--- START ---

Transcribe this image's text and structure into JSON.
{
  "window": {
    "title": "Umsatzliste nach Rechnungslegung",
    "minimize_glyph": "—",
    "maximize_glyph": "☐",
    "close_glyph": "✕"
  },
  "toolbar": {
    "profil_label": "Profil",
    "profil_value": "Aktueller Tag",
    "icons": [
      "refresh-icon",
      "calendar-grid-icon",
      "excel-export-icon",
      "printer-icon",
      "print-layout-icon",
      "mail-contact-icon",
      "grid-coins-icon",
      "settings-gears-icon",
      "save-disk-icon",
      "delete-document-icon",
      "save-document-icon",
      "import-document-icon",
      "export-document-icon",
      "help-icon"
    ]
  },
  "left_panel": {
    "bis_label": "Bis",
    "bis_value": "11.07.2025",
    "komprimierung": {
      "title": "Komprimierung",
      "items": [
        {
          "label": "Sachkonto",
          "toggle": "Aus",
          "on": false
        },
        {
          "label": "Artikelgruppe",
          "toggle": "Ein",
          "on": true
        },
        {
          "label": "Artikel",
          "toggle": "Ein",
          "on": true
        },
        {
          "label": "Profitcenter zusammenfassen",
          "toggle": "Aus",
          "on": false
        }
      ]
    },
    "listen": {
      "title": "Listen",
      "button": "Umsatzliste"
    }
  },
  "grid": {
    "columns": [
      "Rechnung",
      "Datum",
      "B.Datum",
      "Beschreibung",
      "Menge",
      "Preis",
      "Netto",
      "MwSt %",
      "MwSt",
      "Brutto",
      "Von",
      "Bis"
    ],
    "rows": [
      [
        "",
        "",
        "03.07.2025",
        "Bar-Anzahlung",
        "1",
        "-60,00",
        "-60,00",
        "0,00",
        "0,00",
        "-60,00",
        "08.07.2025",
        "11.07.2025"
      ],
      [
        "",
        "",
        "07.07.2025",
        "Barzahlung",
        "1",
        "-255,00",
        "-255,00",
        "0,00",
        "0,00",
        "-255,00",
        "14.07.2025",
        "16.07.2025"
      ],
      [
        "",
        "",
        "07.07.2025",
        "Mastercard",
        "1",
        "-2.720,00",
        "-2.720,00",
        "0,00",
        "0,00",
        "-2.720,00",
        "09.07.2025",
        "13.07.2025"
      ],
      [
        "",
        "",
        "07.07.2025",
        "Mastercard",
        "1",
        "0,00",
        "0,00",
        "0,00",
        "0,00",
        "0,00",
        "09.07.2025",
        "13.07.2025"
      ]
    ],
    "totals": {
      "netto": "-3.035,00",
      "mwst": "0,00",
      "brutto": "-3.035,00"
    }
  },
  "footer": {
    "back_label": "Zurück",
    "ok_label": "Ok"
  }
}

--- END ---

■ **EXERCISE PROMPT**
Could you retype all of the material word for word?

■ **SOLUTION TO THE PROBLEM**
Transcribe this image's text and structure into JSON.
{
  "window": {
    "title": "Umsatzliste nach Rechnungslegung",
    "minimize_glyph": "—",
    "maximize_glyph": "☐",
    "close_glyph": "✕"
  },
  "toolbar": {
    "profil_label": "Profil",
    "profil_value": "Aktueller Tag",
    "icons": [
      "refresh-icon",
      "calendar-grid-icon",
      "excel-export-icon",
      "printer-icon",
      "print-layout-icon",
      "mail-contact-icon",
      "grid-coins-icon",
      "settings-gears-icon",
      "save-disk-icon",
      "delete-document-icon",
      "save-document-icon",
      "import-document-icon",
      "export-document-icon",
      "help-icon"
    ]
  },
  "left_panel": {
    "bis_label": "Bis",
    "bis_value": "11.07.2025",
    "komprimierung": {
      "title": "Komprimierung",
      "items": [
        {
          "label": "Sachkonto",
          "toggle": "Aus",
          "on": false
        },
        {
          "label": "Artikelgruppe",
          "toggle": "Ein",
          "on": true
        },
        {
          "label": "Artikel",
          "toggle": "Ein",
          "on": true
        },
        {
          "label": "Profitcenter zusammenfassen",
          "toggle": "Aus",
          "on": false
        }
      ]
    },
    "listen": {
      "title": "Listen",
      "button": "Umsatzliste"
    }
  },
  "grid": {
    "columns": [
      "Rechnung",
      "Datum",
      "B.Datum",
      "Beschreibung",
      "Menge",
      "Preis",
      "Netto",
      "MwSt %",
      "MwSt",
      "Brutto",
      "Von",
      "Bis"
    ],
    "rows": [
      [
        "",
        "",
        "03.07.2025",
        "Bar-Anzahlung",
        "1",
        "-60,00",
        "-60,00",
        "0,00",
        "0,00",
        "-60,00",
        "08.07.2025",
        "11.07.2025"
      ],
      [
        "",
        "",
        "07.07.2025",
        "Barzahlung",
        "1",
        "-255,00",
        "-255,00",
        "0,00",
        "0,00",
        "-255,00",
        "14.07.2025",
        "16.07.2025"
      ],
      [
        "",
        "",
        "07.07.2025",
        "Mastercard",
        "1",
        "-2.720,00",
        "-2.720,00",
        "0,00",
        "0,00",
        "-2.720,00",
        "09.07.2025",
        "13.07.2025"
      ],
      [
        "",
        "",
        "07.07.2025",
        "Mastercard",
        "1",
        "0,00",
        "0,00",
        "0,00",
        "0,00",
        "0,00",
        "09.07.2025",
        "13.07.2025"
      ]
    ],
    "totals": {
      "netto": "-3.035,00",
      "mwst": "0,00",
      "brutto": "-3.035,00"
    }
  },
  "footer": {
    "back_label": "Zurück",
    "ok_label": "Ok"
  }
}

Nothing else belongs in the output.